If you experience itchy, watery eyes and sneezing after visiting City Dog Market or spending time at Stonemountain Park, you probably have allergies. Unfortunately, there is no cure for allergies; however, there’s one method of helping your body build a tolerance to allergens in order to reduce symptoms: immunotherapy.
What Causes Allergies?
In order to understand immunotherapy, it’s important to first understand what causes allergy symptoms.
Your immune system works to protect your body from diseases, viruses and infections. But for the more than 50 million Americans with allergies, their immune system mistakes harmless substances such as pollen, pet dander, dust mites, certain foods, mold and insect stings as a dangerous intruder and overreacts.
In order to fight off the intruder, your immune system releases antibodies called Immunoglobulin E (IgE), which causes your cells to release histamine. Histamine increases your mucus production and causes swelling and itching; this is what triggers your allergy symptoms.
How Does Immunotherapy Reduce Allergy Symptoms?
In principle, immunotherapy works the same way a vaccine does. Each dose, which may be administered in shot, drop or tablet form, contains a small amount of allergen extracts.
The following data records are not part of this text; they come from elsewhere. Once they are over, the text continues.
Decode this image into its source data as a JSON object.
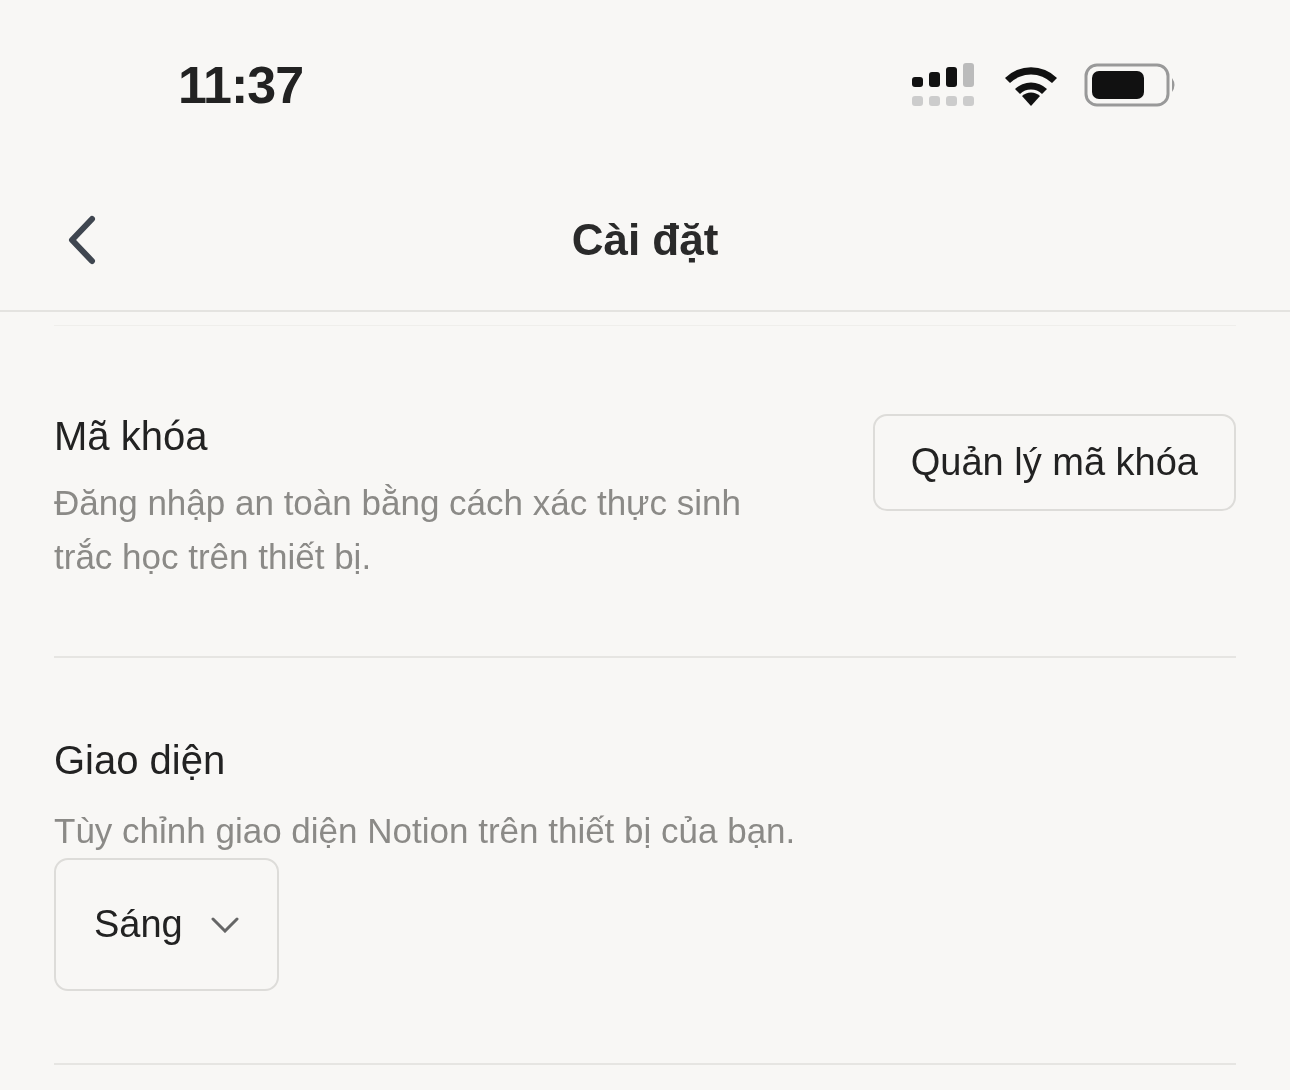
{
  "status_bar": {
    "time": "11:37"
  },
  "nav": {
    "title": "Cài đặt"
  },
  "settings": [
    {
      "kind": "button",
      "title": "Mã khóa",
      "description": "Đăng nhập an toàn bằng cách xác thực sinh trắc học trên thiết bị.",
      "control": "Quản lý mã khóa"
    },
    {
      "kind": "dropdown",
      "title": "Giao diện",
      "description": "Tùy chỉnh giao diện Notion trên thiết bị của bạn.",
      "control": "Sáng"
    }
  ]
}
The dose stimulates the immune system without prompting a major reaction.
Immunotherapy shots are administered in two phases: the buildup phase and the maintenance phase.
- The buildup phase. This phase lasts three to six months. During this time, you’ll receive a shot one to three times a week, with the dosage increasing slightly each appointment.
- The maintenance phase. This phase lasts three to five years, depending on how your body responds. At this point, you’ll receive a shot just once a month so that the results will last long-term.
Shots must be administered in an allergy clinic or other medical setting.
The FDA has approved immunotherapy tablets to treat allergies to:
- Timothy grass.
- Dust mites.
- A combination of five other grass species.
Allergy tablets are taken every three to seven days for about three years. Some tablets, like for treating hay fever, only need to be taken in the months before and during allergy season.
The first dose is administered in an allergy clinic, but all other doses can be taken at home. For more information or to schedule an appointment with an expert allergist to discuss immunotherapy options, call ENT of Georgia today!